Most Americans grudgingly accept the inefficiencies of a heavily bureaucratized system as a cost associated with the mission of the public school. When parents do decide to pull their children out of school, it is often over objections to the religious and moral substance of the education and not over worries about its effectiveness. But the two goals of schooling surely overlap, and a measure that increases parents’ ability to choose religious schools will also increase the accountability of public schools. For this reason, education reform and the cause of educational disestablishment—the provision of public funds for effective schools without discrimination against those with a religious character—should advance in tandem. The former is far less likely to gain momentum without the aid of the latter.

It is also high time that the American legal system remove the relics of the anti-Catholic bias that placed such a strong mark on its provisions for education during just the same decades when racial bias was being formalized in the laws of many states and tolerated by the courts. Even a number of current Supreme Court justices have noted the religious bigotry lying behind the provisions in state constitutions prohibiting public support of “sectarian” schools. The racial provisions have rightly been purged through a series of judicial and legislative reforms, and it is high time that discrimination on the basis of religion be eliminated as well.

The point is not to favor or promote schooling on a religious basis but to ensure that those who act out of religious motivations are not thereby disadvantaged in comparison with others engaging in the same lawful activities from secular motivations. The issue is equal protection under the law and ensuring that government does not engage in what the Supreme Court has called “viewpoint discrimination.”

When the state of Colorado’s constitutional convention moved to ban any public support of religious education alternatives, the local Catholic Vicar Apostolic offered a plea for tolerance: “We look forward hopefully to the future. A day shall at last dawn—surely it shall—when the passions of this hour will have subsided; when the exigencies of partisan politics will no longer stand in the way of right and justice, and political and religious equality shall again seem the heritage of the American citizen.” Today as never before we can see signs of that promised dawn.

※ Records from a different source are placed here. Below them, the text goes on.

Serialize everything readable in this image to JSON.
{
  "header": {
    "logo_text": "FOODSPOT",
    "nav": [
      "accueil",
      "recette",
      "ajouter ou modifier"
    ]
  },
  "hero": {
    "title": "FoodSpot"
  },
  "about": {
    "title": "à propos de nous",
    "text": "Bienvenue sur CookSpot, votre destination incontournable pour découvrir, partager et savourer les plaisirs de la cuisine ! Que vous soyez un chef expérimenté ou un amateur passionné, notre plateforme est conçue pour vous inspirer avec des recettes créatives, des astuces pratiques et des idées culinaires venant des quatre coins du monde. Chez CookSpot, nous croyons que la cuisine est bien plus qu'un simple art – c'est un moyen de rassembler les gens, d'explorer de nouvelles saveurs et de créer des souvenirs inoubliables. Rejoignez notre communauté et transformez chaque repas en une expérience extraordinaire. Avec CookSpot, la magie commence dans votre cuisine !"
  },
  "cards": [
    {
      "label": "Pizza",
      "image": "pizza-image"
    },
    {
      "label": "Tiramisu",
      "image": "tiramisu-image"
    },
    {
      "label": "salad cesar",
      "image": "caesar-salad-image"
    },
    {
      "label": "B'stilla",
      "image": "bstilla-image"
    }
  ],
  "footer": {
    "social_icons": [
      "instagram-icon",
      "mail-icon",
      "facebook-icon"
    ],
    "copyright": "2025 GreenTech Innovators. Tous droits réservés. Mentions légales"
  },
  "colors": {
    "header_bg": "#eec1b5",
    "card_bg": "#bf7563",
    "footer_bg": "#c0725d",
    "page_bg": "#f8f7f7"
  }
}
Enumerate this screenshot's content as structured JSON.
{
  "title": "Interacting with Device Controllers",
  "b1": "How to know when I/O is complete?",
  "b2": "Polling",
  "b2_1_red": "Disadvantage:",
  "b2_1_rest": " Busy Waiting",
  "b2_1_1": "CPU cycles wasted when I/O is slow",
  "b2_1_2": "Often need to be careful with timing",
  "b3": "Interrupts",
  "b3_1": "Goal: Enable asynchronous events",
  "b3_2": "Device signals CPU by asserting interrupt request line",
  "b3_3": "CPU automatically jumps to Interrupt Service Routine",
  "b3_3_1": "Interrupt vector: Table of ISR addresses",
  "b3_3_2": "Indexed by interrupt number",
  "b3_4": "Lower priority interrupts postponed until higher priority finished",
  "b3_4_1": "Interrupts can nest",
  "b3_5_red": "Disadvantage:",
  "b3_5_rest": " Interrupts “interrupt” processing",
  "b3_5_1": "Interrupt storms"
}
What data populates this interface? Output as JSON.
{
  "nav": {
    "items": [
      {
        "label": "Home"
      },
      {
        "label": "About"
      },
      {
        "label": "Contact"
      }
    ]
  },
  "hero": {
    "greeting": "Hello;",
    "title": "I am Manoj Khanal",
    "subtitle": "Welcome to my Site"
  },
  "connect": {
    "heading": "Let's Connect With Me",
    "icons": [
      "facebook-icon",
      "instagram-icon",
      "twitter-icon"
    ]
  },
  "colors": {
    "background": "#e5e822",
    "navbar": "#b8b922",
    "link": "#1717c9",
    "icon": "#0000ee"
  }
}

Charles L. Glenn is professor of Educational Administration and Policy at Boston University.